### PROVIDED DATA
================

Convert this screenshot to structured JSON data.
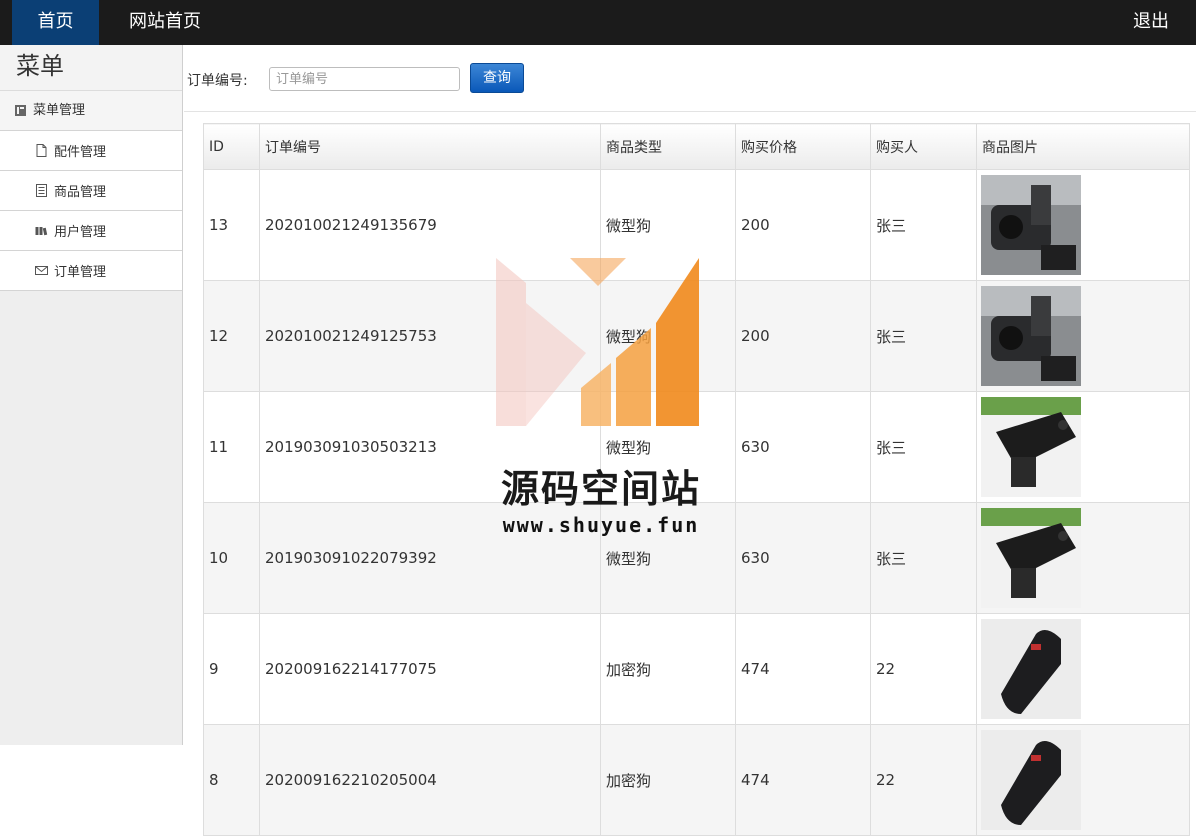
{
  "nav": {
    "home": "首页",
    "site_home": "网站首页",
    "logout": "退出"
  },
  "sidebar": {
    "title": "菜单",
    "group": {
      "label": "菜单管理",
      "icon": "book-icon"
    },
    "items": [
      {
        "label": "配件管理",
        "icon": "file-icon"
      },
      {
        "label": "商品管理",
        "icon": "document-list-icon"
      },
      {
        "label": "用户管理",
        "icon": "books-icon"
      },
      {
        "label": "订单管理",
        "icon": "envelope-icon"
      }
    ]
  },
  "search": {
    "label": "订单编号:",
    "placeholder": "订单编号",
    "value": "",
    "button": "查询"
  },
  "table": {
    "headers": [
      "ID",
      "订单编号",
      "商品类型",
      "购买价格",
      "购买人",
      "商品图片"
    ],
    "rows": [
      {
        "id": "13",
        "order_no": "202010021249135679",
        "type": "微型狗",
        "price": "200",
        "buyer": "张三",
        "image": "dashcam-on-mount-photo"
      },
      {
        "id": "12",
        "order_no": "202010021249125753",
        "type": "微型狗",
        "price": "200",
        "buyer": "张三",
        "image": "dashcam-on-mount-photo"
      },
      {
        "id": "11",
        "order_no": "201903091030503213",
        "type": "微型狗",
        "price": "630",
        "buyer": "张三",
        "image": "black-dashcam-photo"
      },
      {
        "id": "10",
        "order_no": "201903091022079392",
        "type": "微型狗",
        "price": "630",
        "buyer": "张三",
        "image": "black-dashcam-photo"
      },
      {
        "id": "9",
        "order_no": "202009162214177075",
        "type": "加密狗",
        "price": "474",
        "buyer": "22",
        "image": "radar-detector-photo"
      },
      {
        "id": "8",
        "order_no": "202009162210205004",
        "type": "加密狗",
        "price": "474",
        "buyer": "22",
        "image": "radar-detector-photo"
      }
    ]
  },
  "watermark": {
    "title": "源码空间站",
    "url": "www.shuyue.fun"
  },
  "colors": {
    "topbar": "#1b1b1b",
    "nav_active": "#0b3f75",
    "button": "#0a58b8",
    "watermark_orange": "#f18a1c"
  }
}
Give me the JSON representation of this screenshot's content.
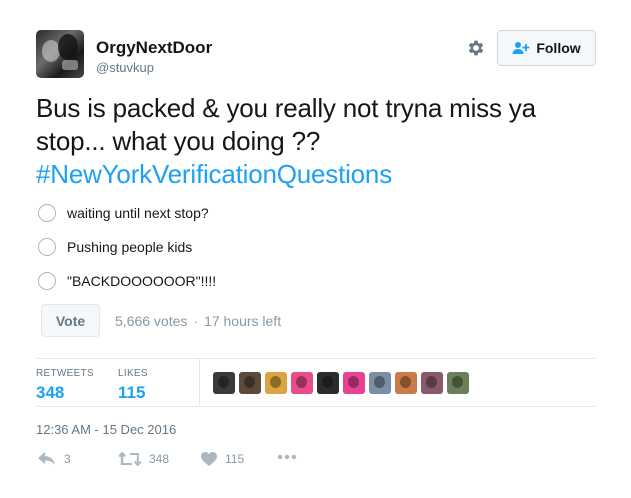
{
  "user": {
    "display_name": "OrgyNextDoor",
    "username": "@stuvkup"
  },
  "header": {
    "follow_label": "Follow",
    "gear_icon": "gear-icon",
    "follow_icon": "person-plus-icon"
  },
  "tweet": {
    "text": "Bus is packed & you really not tryna miss ya stop... what you doing ??",
    "hashtag": "#NewYorkVerificationQuestions"
  },
  "poll": {
    "options": [
      {
        "label": "waiting until next stop?"
      },
      {
        "label": "Pushing people kids"
      },
      {
        "label": "\"BACKDOOOOOOR\"!!!!"
      }
    ],
    "vote_label": "Vote",
    "votes": "5,666 votes",
    "separator": "·",
    "time_left": "17 hours left"
  },
  "stats": {
    "retweets_label": "RETWEETS",
    "retweets_value": "348",
    "likes_label": "LIKES",
    "likes_value": "115",
    "liker_colors": [
      "#3a3a3a",
      "#5c4b3a",
      "#d9a441",
      "#e94c8a",
      "#2c2c2c",
      "#e84393",
      "#7a8fa6",
      "#c97b4a",
      "#8a5a6a",
      "#6a7f5a"
    ]
  },
  "timestamp": "12:36 AM - 15 Dec 2016",
  "actions": {
    "reply_count": "3",
    "retweet_count": "348",
    "like_count": "115"
  },
  "colors": {
    "accent": "#1da1f2",
    "muted": "#657786",
    "icon_muted": "#aab8c2"
  }
}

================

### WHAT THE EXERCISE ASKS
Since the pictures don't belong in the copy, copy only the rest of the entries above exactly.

### THE COMPLETED TASK
Convert this screenshot to structured JSON data.
{
  "nav": {
    "home": "首页",
    "site_home": "网站首页",
    "logout": "退出"
  },
  "sidebar": {
    "title": "菜单",
    "group": {
      "label": "菜单管理",
      "icon": "book-icon"
    },
    "items": [
      {
        "label": "配件管理",
        "icon": "file-icon"
      },
      {
        "label": "商品管理",
        "icon": "document-list-icon"
      },
      {
        "label": "用户管理",
        "icon": "books-icon"
      },
      {
        "label": "订单管理",
        "icon": "envelope-icon"
      }
    ]
  },
  "search": {
    "label": "订单编号:",
    "placeholder": "订单编号",
    "value": "",
    "button": "查询"
  },
  "table": {
    "headers": [
      "ID",
      "订单编号",
      "商品类型",
      "购买价格",
      "购买人",
      "商品图片"
    ],
    "rows": [
      {
        "id": "13",
        "order_no": "202010021249135679",
        "type": "微型狗",
        "price": "200",
        "buyer": "张三",
        "image": "dashcam-on-mount-photo"
      },
      {
        "id": "12",
        "order_no": "202010021249125753",
        "type": "微型狗",
        "price": "200",
        "buyer": "张三",
        "image": "dashcam-on-mount-photo"
      },
      {
        "id": "11",
        "order_no": "201903091030503213",
        "type": "微型狗",
        "price": "630",
        "buyer": "张三",
        "image": "black-dashcam-photo"
      },
      {
        "id": "10",
        "order_no": "201903091022079392",
        "type": "微型狗",
        "price": "630",
        "buyer": "张三",
        "image": "black-dashcam-photo"
      },
      {
        "id": "9",
        "order_no": "202009162214177075",
        "type": "加密狗",
        "price": "474",
        "buyer": "22",
        "image": "radar-detector-photo"
      },
      {
        "id": "8",
        "order_no": "202009162210205004",
        "type": "加密狗",
        "price": "474",
        "buyer": "22",
        "image": "radar-detector-photo"
      }
    ]
  },
  "watermark": {
    "title": "源码空间站",
    "url": "www.shuyue.fun"
  },
  "colors": {
    "topbar": "#1b1b1b",
    "nav_active": "#0b3f75",
    "button": "#0a58b8",
    "watermark_orange": "#f18a1c"
  }
}
Give me the JSON representation of this screenshot's content.
{
  "user": {
    "display_name": "OrgyNextDoor",
    "username": "@stuvkup"
  },
  "header": {
    "follow_label": "Follow",
    "gear_icon": "gear-icon",
    "follow_icon": "person-plus-icon"
  },
  "tweet": {
    "text": "Bus is packed & you really not tryna miss ya stop... what you doing ??",
    "hashtag": "#NewYorkVerificationQuestions"
  },
  "poll": {
    "options": [
      {
        "label": "waiting until next stop?"
      },
      {
        "label": "Pushing people kids"
      },
      {
        "label": "\"BACKDOOOOOOR\"!!!!"
      }
    ],
    "vote_label": "Vote",
    "votes": "5,666 votes",
    "separator": "·",
    "time_left": "17 hours left"
  },
  "stats": {
    "retweets_label": "RETWEETS",
    "retweets_value": "348",
    "likes_label": "LIKES",
    "likes_value": "115",
    "liker_colors": [
      "#3a3a3a",
      "#5c4b3a",
      "#d9a441",
      "#e94c8a",
      "#2c2c2c",
      "#e84393",
      "#7a8fa6",
      "#c97b4a",
      "#8a5a6a",
      "#6a7f5a"
    ]
  },
  "timestamp": "12:36 AM - 15 Dec 2016",
  "actions": {
    "reply_count": "3",
    "retweet_count": "348",
    "like_count": "115"
  },
  "colors": {
    "accent": "#1da1f2",
    "muted": "#657786",
    "icon_muted": "#aab8c2"
  }
}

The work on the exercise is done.